How "DC Universe: Rebirth" Fulfills Its Promise of Restoring Legacy to DC Comics
Every week, I’ll examine the five goofiest moments from a five-issue stretch of a particular comic book series. Here is a list of the moments featured so far.
This week, we look at Green Lantern #36-40, written by John Broome and penciled by Gil Kane and inked by Sid Greene.
As always, this is all in good fun. I don’t mean any of this as a serious criticism of the comics in question. Not only were these writers certainly never imagining people still reading these comics decades after they were written, great comics often have goofy moments (Kirby/Lee’s Fantastic Four is one of the best comic book runs of all-time and there were TONS of goofy stuff in those 100 plus issues!).
I love the formality of this challenge from an alien to Green Lantern in #39….
“I didn’t want to confuse anyone by my usage of the phrase ‘The Greatest Fighter of All'”
One of the consistently goofy aspects of early Green Lantern stories is how so many things popped up that had yellow “bases” to stop Green Lantern’s ring. Like the “yellow radiation” of this room…

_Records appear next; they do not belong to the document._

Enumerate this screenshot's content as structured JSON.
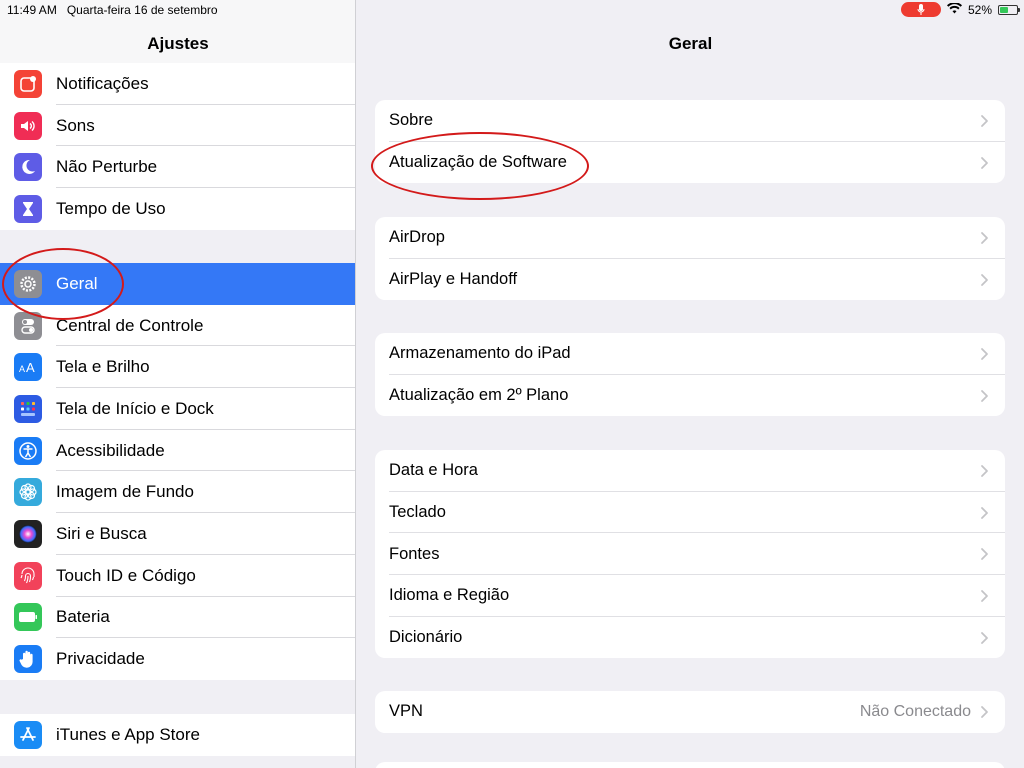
{
  "status": {
    "time": "11:49 AM",
    "date": "Quarta-feira 16 de setembro",
    "battery": "52%",
    "battery_level": 0.52
  },
  "sidebar": {
    "title": "Ajustes",
    "group1": [
      {
        "label": "Notificações",
        "icon": "notifications-icon",
        "color": "#f44336"
      },
      {
        "label": "Sons",
        "icon": "sounds-icon",
        "color": "#f02d55"
      },
      {
        "label": "Não Perturbe",
        "icon": "moon-icon",
        "color": "#5e5ce6"
      },
      {
        "label": "Tempo de Uso",
        "icon": "hourglass-icon",
        "color": "#5e5ce6"
      }
    ],
    "group2": [
      {
        "label": "Geral",
        "icon": "gear-icon",
        "color": "#8e8e93",
        "selected": true
      },
      {
        "label": "Central de Controle",
        "icon": "toggles-icon",
        "color": "#8e8e93"
      },
      {
        "label": "Tela e Brilho",
        "icon": "text-size-icon",
        "color": "#1a7cf5"
      },
      {
        "label": "Tela de Início e Dock",
        "icon": "home-grid-icon",
        "color": "#2d5be3"
      },
      {
        "label": "Acessibilidade",
        "icon": "accessibility-icon",
        "color": "#1a7cf5"
      },
      {
        "label": "Imagem de Fundo",
        "icon": "flower-icon",
        "color": "#35aadc"
      },
      {
        "label": "Siri e Busca",
        "icon": "siri-icon",
        "color": "#222222"
      },
      {
        "label": "Touch ID e Código",
        "icon": "fingerprint-icon",
        "color": "#f2425a"
      },
      {
        "label": "Bateria",
        "icon": "battery-icon",
        "color": "#34c759"
      },
      {
        "label": "Privacidade",
        "icon": "hand-icon",
        "color": "#1a7cf5"
      }
    ],
    "group3": [
      {
        "label": "iTunes e App Store",
        "icon": "app-store-icon",
        "color": "#1a8cf5"
      }
    ]
  },
  "main": {
    "title": "Geral",
    "cards": [
      [
        {
          "label": "Sobre"
        },
        {
          "label": "Atualização de Software"
        }
      ],
      [
        {
          "label": "AirDrop"
        },
        {
          "label": "AirPlay e Handoff"
        }
      ],
      [
        {
          "label": "Armazenamento do iPad"
        },
        {
          "label": "Atualização em 2º Plano"
        }
      ],
      [
        {
          "label": "Data e Hora"
        },
        {
          "label": "Teclado"
        },
        {
          "label": "Fontes"
        },
        {
          "label": "Idioma e Região"
        },
        {
          "label": "Dicionário"
        }
      ],
      [
        {
          "label": "VPN",
          "value": "Não Conectado"
        }
      ]
    ]
  }
}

The idea of a bad guy using toys to commit crimes is not a bad idea, but it is pretty funny to imagine that a bouncing toy can get into her office, snatch the tube from her hands, and she doesn’t even notice until it is gone….
#36 had a couple of awesome quotes from Hal. The first one…

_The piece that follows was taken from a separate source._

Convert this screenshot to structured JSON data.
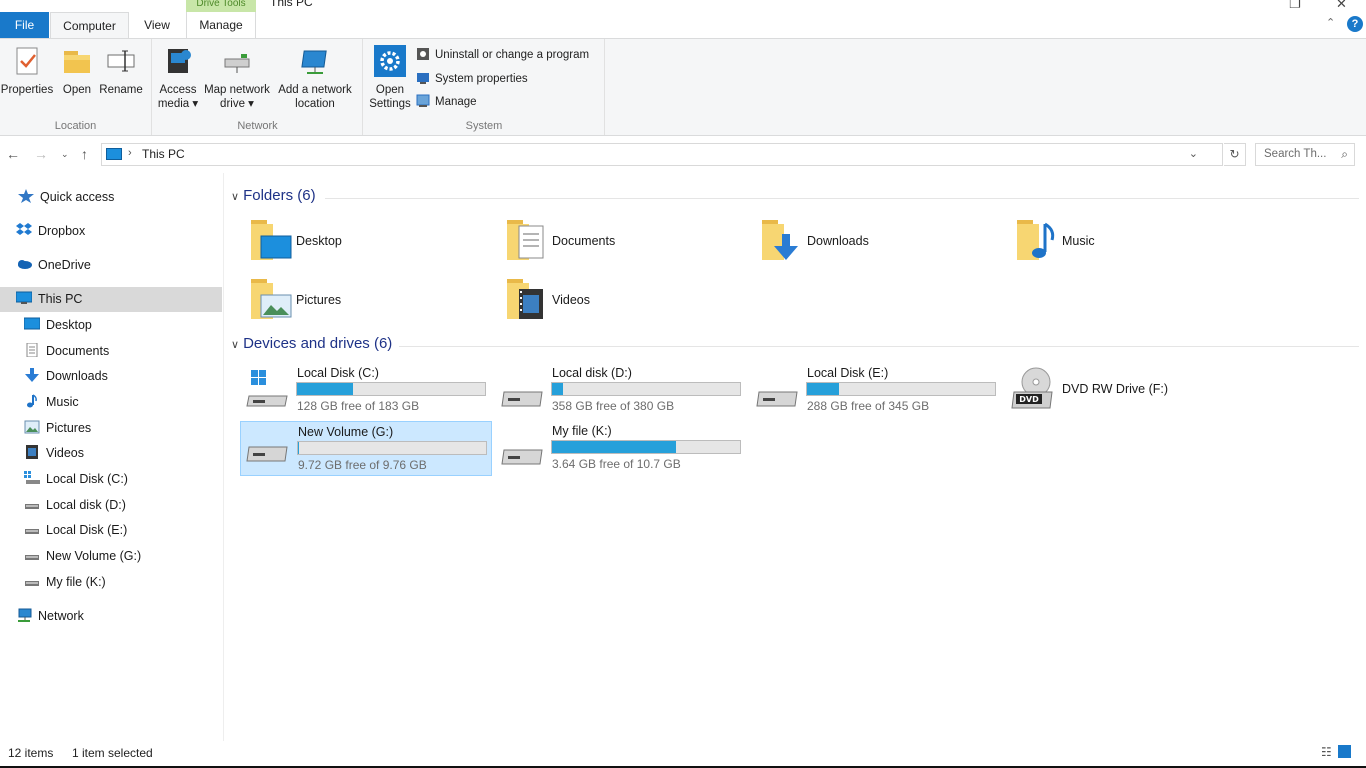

“Anyone who can work a toy like that” just sounds so dirty.
Here is the second one…
Golden Age Robin just stopped by to tell you your pun was stupid, Hal.
5. Glad there’s a rule for that…

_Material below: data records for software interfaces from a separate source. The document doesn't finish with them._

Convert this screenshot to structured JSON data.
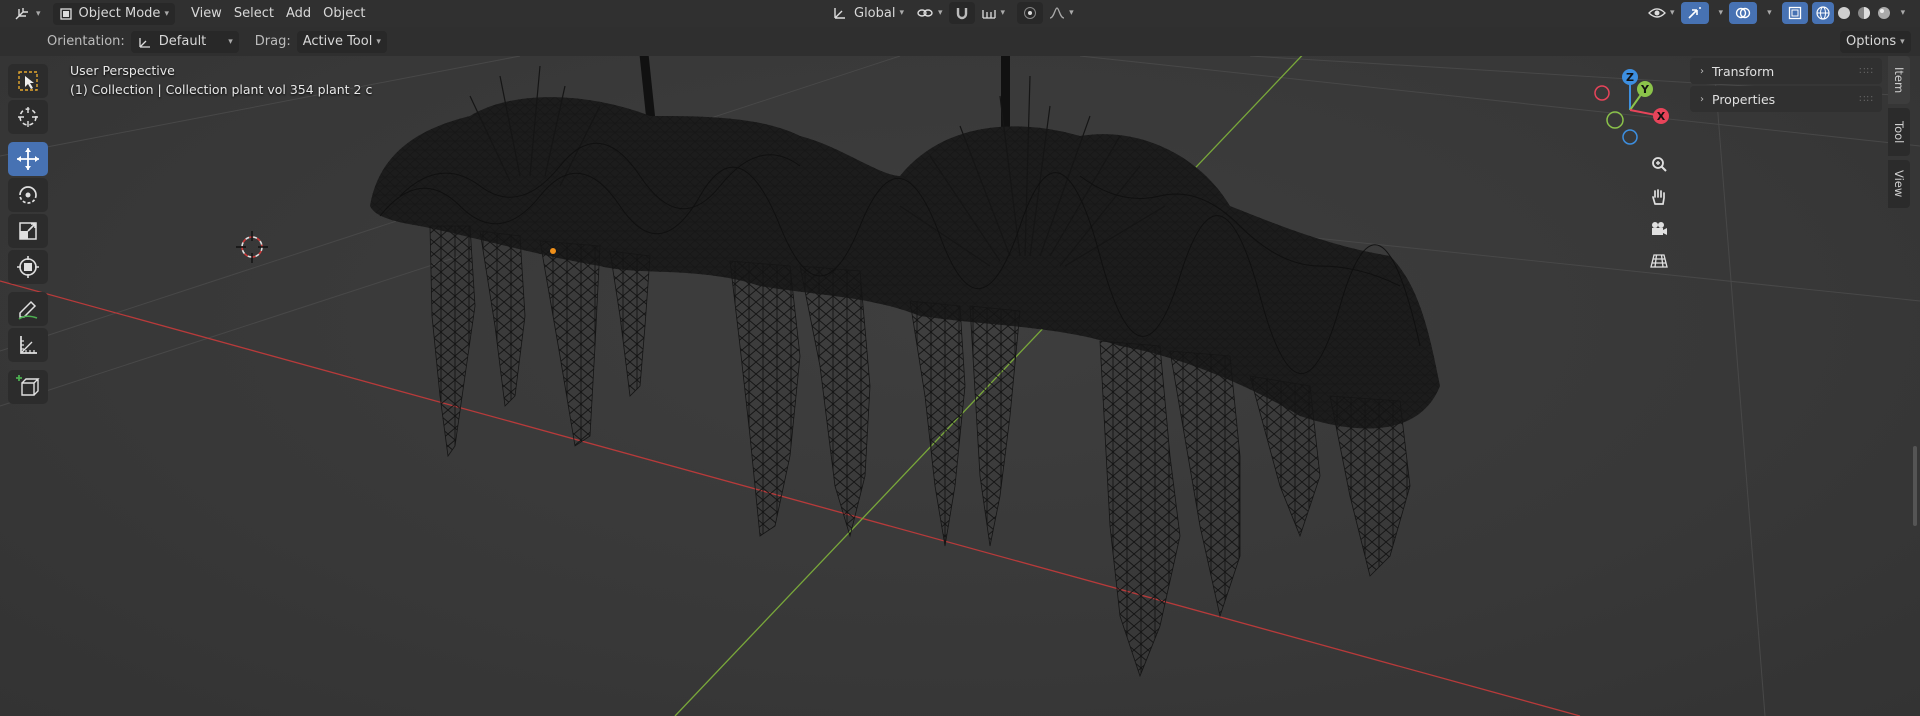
{
  "header": {
    "editor_type_icon": "editor-type-icon",
    "mode": "Object Mode",
    "menus": [
      "View",
      "Select",
      "Add",
      "Object"
    ],
    "transform_orientation": "Global",
    "snap_icon": "magnet-icon",
    "proportional_icon": "proportional-editing-icon"
  },
  "subheader": {
    "orientation_label": "Orientation:",
    "orientation_value": "Default",
    "drag_label": "Drag:",
    "drag_value": "Active Tool",
    "options_label": "Options"
  },
  "viewport": {
    "perspective_label": "User Perspective",
    "collection_label": "(1) Collection | Collection plant vol 354 plant 2 c"
  },
  "toolbar": {
    "tools": [
      "select-box",
      "cursor",
      "move",
      "rotate",
      "scale",
      "transform",
      "annotate",
      "measure",
      "add-cube"
    ],
    "active_tool": "move"
  },
  "sidebar": {
    "panels": [
      "Transform",
      "Properties"
    ],
    "tabs": [
      "Item",
      "Tool",
      "View"
    ],
    "active_tab": "Item"
  },
  "gizmo": {
    "axes": [
      "X",
      "Y",
      "Z"
    ],
    "colors": {
      "x": "#e8445a",
      "y": "#8bc34a",
      "z": "#3d8fe0"
    }
  },
  "colors": {
    "accent": "#4772b3",
    "header_bg": "#303030",
    "viewport_bg": "#393939",
    "x_axis_line": "#c23b3b",
    "y_axis_line": "#7fb33a"
  }
}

In #40, Krona is about to destroy the universe (he has possessed Alan Scott’s body). The editors decided they needed to point out that Hal cannot, in fact, survive the destruction of the universe…
4. Peeping Hal
Another consistently goofy aspect of early Green Lantern stories is all the powers the ring gives Hal. Including, apparently, telepathy (which would have come in handy about a gazillion times in previous issues had Hal had the ability)…
Also, “minds-drop” doesn’t make sense as a mental version of eavesdropping, does it?
3. “You only told me to let you know if a bus hits you, not if the bus is headed towards you…”
I love how uselessly specific the ring’s help can be, like in #37….
best of all, it can’t prevent Hal’s hypnotic state because a yellow object was used to do the hypnosis!!
“Sorry, Hal, I can’t stop these bullets – they were fired from a yellow gun.”
2. So why doesn’t he do this, like, every single time he is confronted with yellow force fields, etc?
In #36, the aforementioned radiation is keeping Hal from entering the room with the bad guys in it, so Hal uses his ring to TURN HIMSELF INTO A ROBOT, as a ROBOT won’t be affected by the yellow radiation…
For serious!? And that’s not even the goofiest thing Hal turned himself into in this installment. That would be…
1. Signed, sealed and delivering a kayo punch!
As shown before, Hal was hypnotized into writing letters giving away top secret information (and unbenown to the bad guys, some of that info includes his identity as Green Lantern), so he figures…why not TURN INTO A LETTER?!!?
That shot of the giant letter throwing a punch is so amazing that I can hardly believe it really exists. I think I need to use that panel somehow in the future.
Comics Should Be Good accepts review copies. Anything sent to us will (for better or for worse) end up reviewed on the blog. See where to send the review copies.